:: EXERCISE AIM ::
How many lines in the entries below contain "anda"? Answer with the number only.

[Dataset records]
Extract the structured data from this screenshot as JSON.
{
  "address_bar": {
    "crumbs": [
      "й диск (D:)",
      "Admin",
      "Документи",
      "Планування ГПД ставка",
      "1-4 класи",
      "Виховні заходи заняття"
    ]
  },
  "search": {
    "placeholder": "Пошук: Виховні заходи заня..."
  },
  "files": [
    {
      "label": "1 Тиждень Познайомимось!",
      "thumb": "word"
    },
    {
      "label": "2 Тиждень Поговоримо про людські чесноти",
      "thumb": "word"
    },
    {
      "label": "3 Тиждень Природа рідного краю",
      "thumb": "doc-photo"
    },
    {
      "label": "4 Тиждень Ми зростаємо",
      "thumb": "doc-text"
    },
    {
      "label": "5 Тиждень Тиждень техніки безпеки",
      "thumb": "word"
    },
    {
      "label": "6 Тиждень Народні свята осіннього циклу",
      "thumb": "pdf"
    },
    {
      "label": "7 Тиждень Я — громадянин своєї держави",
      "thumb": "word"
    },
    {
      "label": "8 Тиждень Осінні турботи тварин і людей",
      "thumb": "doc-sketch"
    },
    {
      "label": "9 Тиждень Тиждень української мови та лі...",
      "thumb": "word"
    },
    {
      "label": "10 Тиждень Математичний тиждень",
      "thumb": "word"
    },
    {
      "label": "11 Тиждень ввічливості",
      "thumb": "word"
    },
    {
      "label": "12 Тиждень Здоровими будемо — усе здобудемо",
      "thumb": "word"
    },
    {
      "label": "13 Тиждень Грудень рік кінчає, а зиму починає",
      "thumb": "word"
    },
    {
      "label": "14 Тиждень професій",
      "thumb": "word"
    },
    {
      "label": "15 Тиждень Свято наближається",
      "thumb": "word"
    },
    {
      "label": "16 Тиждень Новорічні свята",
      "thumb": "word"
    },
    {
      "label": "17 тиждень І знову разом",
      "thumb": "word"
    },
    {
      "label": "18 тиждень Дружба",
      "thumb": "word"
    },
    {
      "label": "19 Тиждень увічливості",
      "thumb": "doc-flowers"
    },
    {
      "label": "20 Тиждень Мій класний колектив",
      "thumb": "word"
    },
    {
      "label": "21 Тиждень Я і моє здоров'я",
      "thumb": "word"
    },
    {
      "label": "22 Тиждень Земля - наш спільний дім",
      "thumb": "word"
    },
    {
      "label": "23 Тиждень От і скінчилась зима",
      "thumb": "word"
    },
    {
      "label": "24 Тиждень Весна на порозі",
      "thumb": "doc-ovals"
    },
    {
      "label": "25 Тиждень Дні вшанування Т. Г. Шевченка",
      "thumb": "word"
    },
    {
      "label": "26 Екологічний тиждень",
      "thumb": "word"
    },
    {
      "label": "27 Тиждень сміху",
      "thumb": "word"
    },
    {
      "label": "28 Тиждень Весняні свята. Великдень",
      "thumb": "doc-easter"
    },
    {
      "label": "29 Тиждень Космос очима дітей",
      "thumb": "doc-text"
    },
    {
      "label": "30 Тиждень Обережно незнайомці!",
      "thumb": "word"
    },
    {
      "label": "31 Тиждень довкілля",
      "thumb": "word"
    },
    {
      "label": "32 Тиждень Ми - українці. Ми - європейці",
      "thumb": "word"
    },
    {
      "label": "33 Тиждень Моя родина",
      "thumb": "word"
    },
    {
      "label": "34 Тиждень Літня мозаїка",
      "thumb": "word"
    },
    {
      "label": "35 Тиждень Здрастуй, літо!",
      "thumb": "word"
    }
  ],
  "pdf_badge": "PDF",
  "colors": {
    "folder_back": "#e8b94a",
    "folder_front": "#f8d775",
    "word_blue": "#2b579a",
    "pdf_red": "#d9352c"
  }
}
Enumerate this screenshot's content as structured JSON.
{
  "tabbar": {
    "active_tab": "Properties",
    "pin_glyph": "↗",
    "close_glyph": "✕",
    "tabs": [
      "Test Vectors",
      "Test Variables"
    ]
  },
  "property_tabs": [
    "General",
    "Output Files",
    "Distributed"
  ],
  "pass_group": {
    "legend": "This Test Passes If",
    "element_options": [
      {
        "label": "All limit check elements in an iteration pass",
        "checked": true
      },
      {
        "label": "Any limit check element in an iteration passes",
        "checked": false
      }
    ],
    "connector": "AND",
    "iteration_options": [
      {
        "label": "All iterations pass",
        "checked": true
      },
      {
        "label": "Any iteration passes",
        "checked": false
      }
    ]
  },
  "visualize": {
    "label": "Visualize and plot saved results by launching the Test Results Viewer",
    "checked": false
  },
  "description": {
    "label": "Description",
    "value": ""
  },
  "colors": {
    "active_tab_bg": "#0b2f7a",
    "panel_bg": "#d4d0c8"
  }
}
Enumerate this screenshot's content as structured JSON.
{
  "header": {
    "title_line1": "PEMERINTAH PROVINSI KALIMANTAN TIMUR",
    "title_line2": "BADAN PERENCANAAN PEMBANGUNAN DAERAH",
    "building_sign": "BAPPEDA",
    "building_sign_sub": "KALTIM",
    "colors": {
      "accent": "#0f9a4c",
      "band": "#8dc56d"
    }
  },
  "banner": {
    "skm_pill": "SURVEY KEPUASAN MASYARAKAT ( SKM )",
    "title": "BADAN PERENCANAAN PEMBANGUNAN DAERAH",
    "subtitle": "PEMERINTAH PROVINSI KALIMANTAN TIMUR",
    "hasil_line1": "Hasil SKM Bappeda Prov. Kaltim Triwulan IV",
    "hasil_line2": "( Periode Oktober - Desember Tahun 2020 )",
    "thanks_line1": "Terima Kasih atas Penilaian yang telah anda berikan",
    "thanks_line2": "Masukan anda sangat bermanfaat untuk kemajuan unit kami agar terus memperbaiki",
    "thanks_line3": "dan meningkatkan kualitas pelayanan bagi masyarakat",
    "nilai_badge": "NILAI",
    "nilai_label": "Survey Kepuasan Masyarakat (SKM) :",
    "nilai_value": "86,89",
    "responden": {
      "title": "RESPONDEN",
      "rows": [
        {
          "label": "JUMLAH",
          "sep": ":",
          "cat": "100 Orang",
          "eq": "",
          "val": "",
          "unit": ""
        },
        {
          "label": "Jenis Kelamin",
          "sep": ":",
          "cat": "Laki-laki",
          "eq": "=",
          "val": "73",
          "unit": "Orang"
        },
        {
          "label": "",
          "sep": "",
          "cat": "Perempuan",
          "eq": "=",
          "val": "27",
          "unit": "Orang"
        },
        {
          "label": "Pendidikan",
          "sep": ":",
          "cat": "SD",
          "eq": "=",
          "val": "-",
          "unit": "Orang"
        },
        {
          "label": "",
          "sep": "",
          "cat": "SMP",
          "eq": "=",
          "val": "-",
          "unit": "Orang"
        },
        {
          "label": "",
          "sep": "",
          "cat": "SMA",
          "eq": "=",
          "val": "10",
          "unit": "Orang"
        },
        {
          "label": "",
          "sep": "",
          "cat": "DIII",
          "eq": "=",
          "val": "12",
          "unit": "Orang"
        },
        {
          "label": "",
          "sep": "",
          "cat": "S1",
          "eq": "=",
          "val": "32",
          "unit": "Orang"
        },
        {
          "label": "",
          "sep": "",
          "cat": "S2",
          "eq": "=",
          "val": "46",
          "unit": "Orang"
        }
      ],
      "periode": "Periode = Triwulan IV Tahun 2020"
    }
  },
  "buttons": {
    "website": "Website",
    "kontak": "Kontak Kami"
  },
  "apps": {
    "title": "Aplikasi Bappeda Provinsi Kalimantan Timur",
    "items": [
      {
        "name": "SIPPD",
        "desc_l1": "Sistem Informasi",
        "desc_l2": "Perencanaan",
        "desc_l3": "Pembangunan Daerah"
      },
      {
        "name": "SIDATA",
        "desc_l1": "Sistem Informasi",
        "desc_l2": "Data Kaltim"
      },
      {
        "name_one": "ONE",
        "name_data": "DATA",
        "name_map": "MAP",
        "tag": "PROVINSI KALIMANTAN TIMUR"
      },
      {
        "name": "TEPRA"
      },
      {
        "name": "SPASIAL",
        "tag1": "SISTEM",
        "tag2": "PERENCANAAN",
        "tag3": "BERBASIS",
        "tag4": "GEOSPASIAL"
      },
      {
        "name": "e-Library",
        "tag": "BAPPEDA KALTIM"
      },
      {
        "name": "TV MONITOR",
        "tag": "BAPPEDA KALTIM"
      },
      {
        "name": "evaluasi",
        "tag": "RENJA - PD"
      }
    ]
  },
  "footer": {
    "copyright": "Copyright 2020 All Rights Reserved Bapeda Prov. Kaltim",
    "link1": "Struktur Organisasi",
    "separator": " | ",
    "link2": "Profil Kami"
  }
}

:: WRITTEN SOLUTION ::
2